“You hear, me Sammy?”
Sam was surprised when he blinked up and all the colors and sounds had started to fade away to barely a whisper of what they had been. Dean’s face was half hidden in the shadows of the candlelight, his hand gripped like a vice around Sam’s bicep and steady as a rock.
“See?” Dean gave him a half smile. “No more gold.”
“…it’s hard.” Sam dragged a hand under his nose. “Sometimes it feels better to just … to just-”
“Wallow in it?”
“No!” Sam surprised himself with the vehemence that came out with the word. “It’s not like that.”
“We can do this,” Dean said. “God knows how you did it all on your own all this time, but now we’re back together. You don’t have to do any of this shit alone. Do you get me?”
Sam’s vision blurred as he nodded down at his folded hands, the searing sting of his tears rolling down into the palms of his hands. Dean’s arms eased over his shoulders and Sam let his face fall into his brother’s neck, allowing himself to cry like he did only when he was alone. It was harsh, violent and desperate.

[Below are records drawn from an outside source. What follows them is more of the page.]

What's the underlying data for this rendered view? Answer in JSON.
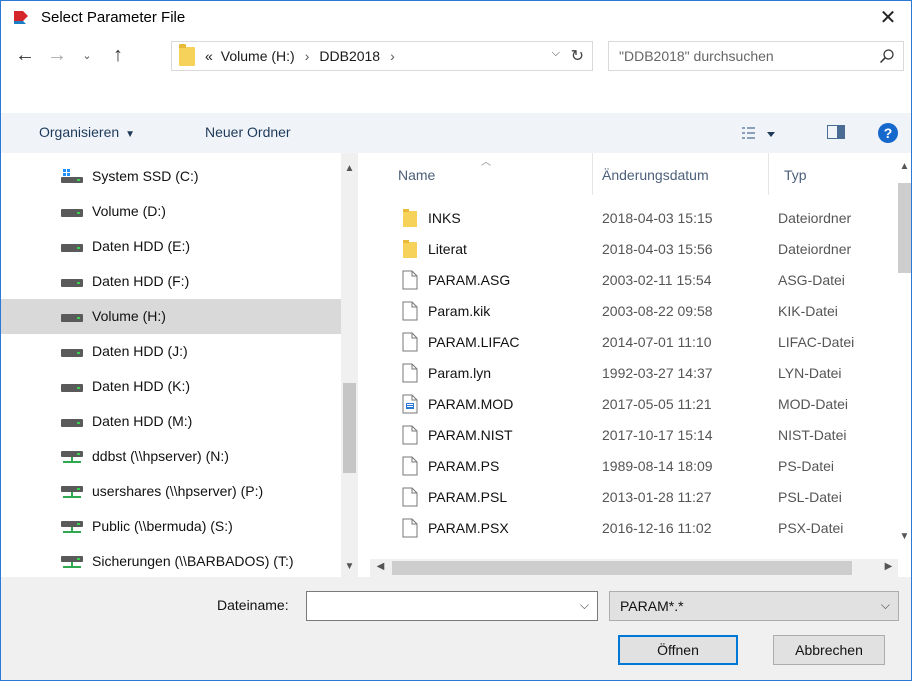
{
  "window": {
    "title": "Select Parameter File"
  },
  "address": {
    "crumbs": [
      "«",
      "Volume (H:)",
      "›",
      "DDB2018",
      "›"
    ]
  },
  "search": {
    "placeholder": "\"DDB2018\" durchsuchen"
  },
  "toolbar": {
    "organize_label": "Organisieren",
    "new_folder_label": "Neuer Ordner"
  },
  "nav": {
    "items": [
      {
        "label": "System SSD (C:)",
        "icon": "windows-drive-icon",
        "selected": false
      },
      {
        "label": "Volume (D:)",
        "icon": "drive-icon",
        "selected": false
      },
      {
        "label": "Daten HDD (E:)",
        "icon": "drive-icon",
        "selected": false
      },
      {
        "label": "Daten HDD (F:)",
        "icon": "drive-icon",
        "selected": false
      },
      {
        "label": "Volume (H:)",
        "icon": "drive-icon",
        "selected": true
      },
      {
        "label": "Daten HDD (J:)",
        "icon": "drive-icon",
        "selected": false
      },
      {
        "label": "Daten HDD (K:)",
        "icon": "drive-icon",
        "selected": false
      },
      {
        "label": "Daten HDD (M:)",
        "icon": "drive-icon",
        "selected": false
      },
      {
        "label": "ddbst (\\\\hpserver) (N:)",
        "icon": "network-drive-icon",
        "selected": false
      },
      {
        "label": "usershares (\\\\hpserver) (P:)",
        "icon": "network-drive-icon",
        "selected": false
      },
      {
        "label": "Public (\\\\bermuda) (S:)",
        "icon": "network-drive-icon",
        "selected": false
      },
      {
        "label": "Sicherungen (\\\\BARBADOS) (T:)",
        "icon": "network-drive-icon",
        "selected": false
      }
    ]
  },
  "columns": {
    "name": "Name",
    "date": "Änderungsdatum",
    "type": "Typ"
  },
  "files": [
    {
      "name": "INKS",
      "date": "2018-04-03 15:15",
      "type": "Dateiordner",
      "icon": "folder-icon"
    },
    {
      "name": "Literat",
      "date": "2018-04-03 15:56",
      "type": "Dateiordner",
      "icon": "folder-icon"
    },
    {
      "name": "PARAM.ASG",
      "date": "2003-02-11 15:54",
      "type": "ASG-Datei",
      "icon": "file-icon"
    },
    {
      "name": "Param.kik",
      "date": "2003-08-22 09:58",
      "type": "KIK-Datei",
      "icon": "file-icon"
    },
    {
      "name": "PARAM.LIFAC",
      "date": "2014-07-01 11:10",
      "type": "LIFAC-Datei",
      "icon": "file-icon"
    },
    {
      "name": "Param.lyn",
      "date": "1992-03-27 14:37",
      "type": "LYN-Datei",
      "icon": "file-icon"
    },
    {
      "name": "PARAM.MOD",
      "date": "2017-05-05 11:21",
      "type": "MOD-Datei",
      "icon": "document-icon"
    },
    {
      "name": "PARAM.NIST",
      "date": "2017-10-17 15:14",
      "type": "NIST-Datei",
      "icon": "file-icon"
    },
    {
      "name": "PARAM.PS",
      "date": "1989-08-14 18:09",
      "type": "PS-Datei",
      "icon": "file-icon"
    },
    {
      "name": "PARAM.PSL",
      "date": "2013-01-28 11:27",
      "type": "PSL-Datei",
      "icon": "file-icon"
    },
    {
      "name": "PARAM.PSX",
      "date": "2016-12-16 11:02",
      "type": "PSX-Datei",
      "icon": "file-icon"
    }
  ],
  "bottom": {
    "filename_label": "Dateiname:",
    "filename_value": "",
    "filter_value": "PARAM*.*",
    "open_label": "Öffnen",
    "cancel_label": "Abbrechen"
  },
  "colors": {
    "accent": "#0078d7",
    "help": "#1668cc",
    "folder": "#f7d25b",
    "selected_row": "#d9d9d9",
    "toolbar_bg": "#f0f4f9"
  }
}
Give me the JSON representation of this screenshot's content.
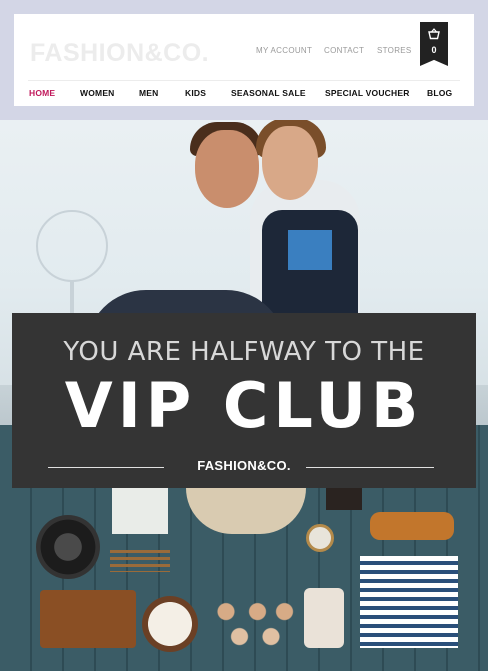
{
  "header": {
    "logo": "FASHION&CO.",
    "utility_links": [
      "MY ACCOUNT",
      "CONTACT",
      "STORES"
    ],
    "cart": {
      "icon": "basket-icon",
      "count": "0"
    },
    "nav": [
      "HOME",
      "WOMEN",
      "MEN",
      "KIDS",
      "SEASONAL SALE",
      "SPECIAL VOUCHER",
      "BLOG"
    ],
    "active_nav": "HOME"
  },
  "banner": {
    "line1": "YOU ARE HALFWAY TO THE",
    "line2": "VIP CLUB",
    "brand": "FASHION&CO."
  },
  "colors": {
    "page_background": "#d3d6e6",
    "accent": "#c0185a",
    "banner_background": "#343434"
  }
}
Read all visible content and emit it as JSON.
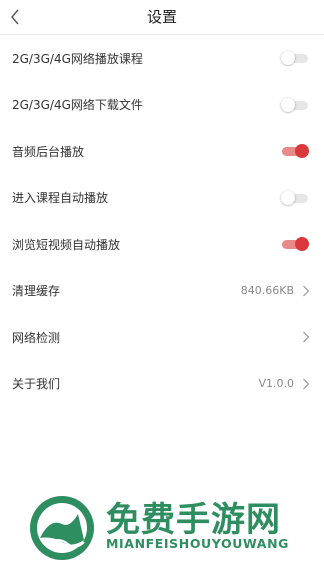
{
  "header": {
    "title": "设置",
    "back_icon": "chevron-left-icon"
  },
  "settings": [
    {
      "label": "2G/3G/4G网络播放课程",
      "type": "toggle",
      "on": false
    },
    {
      "label": "2G/3G/4G网络下载文件",
      "type": "toggle",
      "on": false
    },
    {
      "label": "音频后台播放",
      "type": "toggle",
      "on": true
    },
    {
      "label": "进入课程自动播放",
      "type": "toggle",
      "on": false
    },
    {
      "label": "浏览短视频自动播放",
      "type": "toggle",
      "on": true
    },
    {
      "label": "清理缓存",
      "type": "link",
      "value": "840.66KB"
    },
    {
      "label": "网络检测",
      "type": "link",
      "value": ""
    },
    {
      "label": "关于我们",
      "type": "link",
      "value": "V1.0.0"
    }
  ],
  "watermark": {
    "text_cn": "免费手游网",
    "text_en": "MIANFEISHOUYOUWANG"
  },
  "colors": {
    "accent": "#d9393a",
    "accent_track": "#e88a87",
    "off_track": "#e6e6e6",
    "watermark": "#2e8e60"
  }
}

It was ugly.
“D-Dean…” Sam wheezed, clutching at Dean‘s jacket. “I’m sorry. I‘m so sorry…”
“Don’t think about that stuff right now,” Dean said. “It’s going to be fine.”
Dean used his shirt sleeves to wipe away the spit and snot running down Sam’s face. When that ran out, he performed a little blasphemy by soaking a bandana in the cistern and squeezed the cold water into Sam’s dry mouth and wiped it across his swollen eyes.
“Just breathe, okay?” Dean had pushed his jacket under his head. “I want you to try to relax.”
Sam lay on the steps of the pulpit and started to shake as Dean‘s callused hand came down to rest on his forehead. Keeping his eyes closed he could still hear the dull roar of the world waiting just outside the church doors. The doors rattled on the chains as if they were buffeted by a strong wind, the rafters creaking as if a hand had closed over this makeshift refugee and was tightly squeezing it in its grip.
“You’re not alone,” Dean was laying next to him, whispering into his ear like he used to do when they were kids crammed in the same single bed. “You got to believe that.”
Rolling over onto his side, he found by utter accident that when he pressed up against his brother the ramble of static waiting at the church’s threshold quieted and dimmed. He pressed his back into his brother’s side and felt something close to sleep pull at the edges of slowing thoughts.
“Get some sleep, Sammy,” Dean told him. “Everything’s always better in the morning, right?”
The musty sleeping bag was warm and made the hard wood floors feel just about as comfortable as a mattress. A metal waste can turned into a fireplace and the light flickered and danced up the church walls as if it were the only way the artisans that created them had meant for them to be lit.
Sam rolled onto his back and studied the mural that stretched across the ceiling. The angels. The saints. The demons. The chosen. The fallen. He closed his eyes and tried to forget every detail in the mural that hung above. He was surrounded by the legions of heaven and hell. Some wanted him destroyed and others wanted him for their use. Rolling over, Sam studied the gentle rise and fall of his brothers chest as he had somehow managed to settle into sleep.
Some of them simply lived to keep him alive.
And despite it all, Sam had never felt more alone in his entire life.